And as Jesus rebuked his friends and neighbors with these stories, they knew exactly what he was telling them: As Elijah and Elisha condemned Israel for their lack of faith; Jesus, now here in “our synagogue: is using their stories to condemn our unwillingness to believe.” And they weren’t too happy about it. Luke gives us their response: All the people in the synagogue were furious when they heard this. They got up, drove him out of the town, and took him to the brow of the hill on which the town was built, in order to throw him off the cliff. But he walked right through the crowd and went on his way. Luke 4:28-30
Wow. What a turn of events. Jesus was the next big thing. So when Jesus came home everyone was a fan. Now everyone was furious and were ready to throw him off a cliff. What’s sad, is that their reaction proved Jesus’ point. Their actions proved that they did not believe Jesus was the Messiah. In fact, with their response they made it pretty clear that they were rejecting Jesus as the Messiah.
And what’s even sadder, is that we don’t ever see Jesus return to his hometown after this. So what are we to make of this? Why did this happen? Here we see Jesus announcing Such good news. He comes to them in the power of the Spirit. His Words are full of grace and hope and life. People are going to be saved, healed, set free. God is going to usher in the year of the Lord’s favor.
But when Jesus announces that He is God’s Anointed One come to give them what they all longed for… they FAIL to believe him, and ultimately reject Jesus. What gives?
What gives? What’s the point of this encounter? I would say it this way:

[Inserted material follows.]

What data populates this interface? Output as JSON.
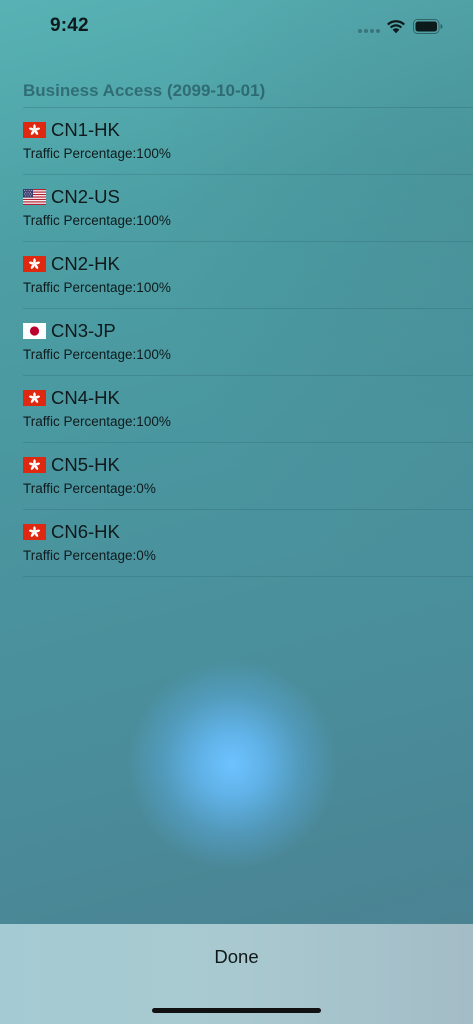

Being awed by Jesus is not the same as accepting Jesus.
Being impressed with Jesus is not the same as believing in Jesus.
Being a Fan of Jesus is not the same as Following Jesus.
And the difference comes down to the state of your heart. Is your heart OPEN to hearing from God? Or is your heart CLOSED? That’s the difference between skepticism and faith. A skeptic doesn’t want to hear from God, because a skeptic wants to hold on to his or her preconceived ideas about God. A skeptic walks on dangerous ground, because his or her skepticism reveals a suspicious or stubborn attitude that refuses to believe even if the truth is starring them in the face. We all know people like this. Perhaps you are a person like this.
So let me ask you this morning: What’s the state of your heart? A heart closed to God is a dangerous thing. Because a heart closed to God is a prideful heart. A heart closed to God is an unbelieving heart.
But a heart open to God listens to God’s Word. A heart open to God does not stubbornly hold on to preconceived ideas, but takes in to consideration God’s claims. A heart open to God can have doubts, but is open to clearing up those doubts. And a heart open to God is ultimately willing to trust that what God says is true. So where are you today?
Are you open to what God’s Word says about Jesus? Is Jesus more than a rabbi?
Jesus claims to be the Promised One, God’s Messiah.
Either what He says is true or He is a liar.
Either He can forgive sins or he cannot.
Either He delivers the oppressed or he does not.
Either He is the good news or He is not.
There is no middle ground.
Jesus doesn’t leave us that.
My prayer is that God will open your eyes to see and your heart to believe, that Jesus is Promised One of God, who has come to set you free.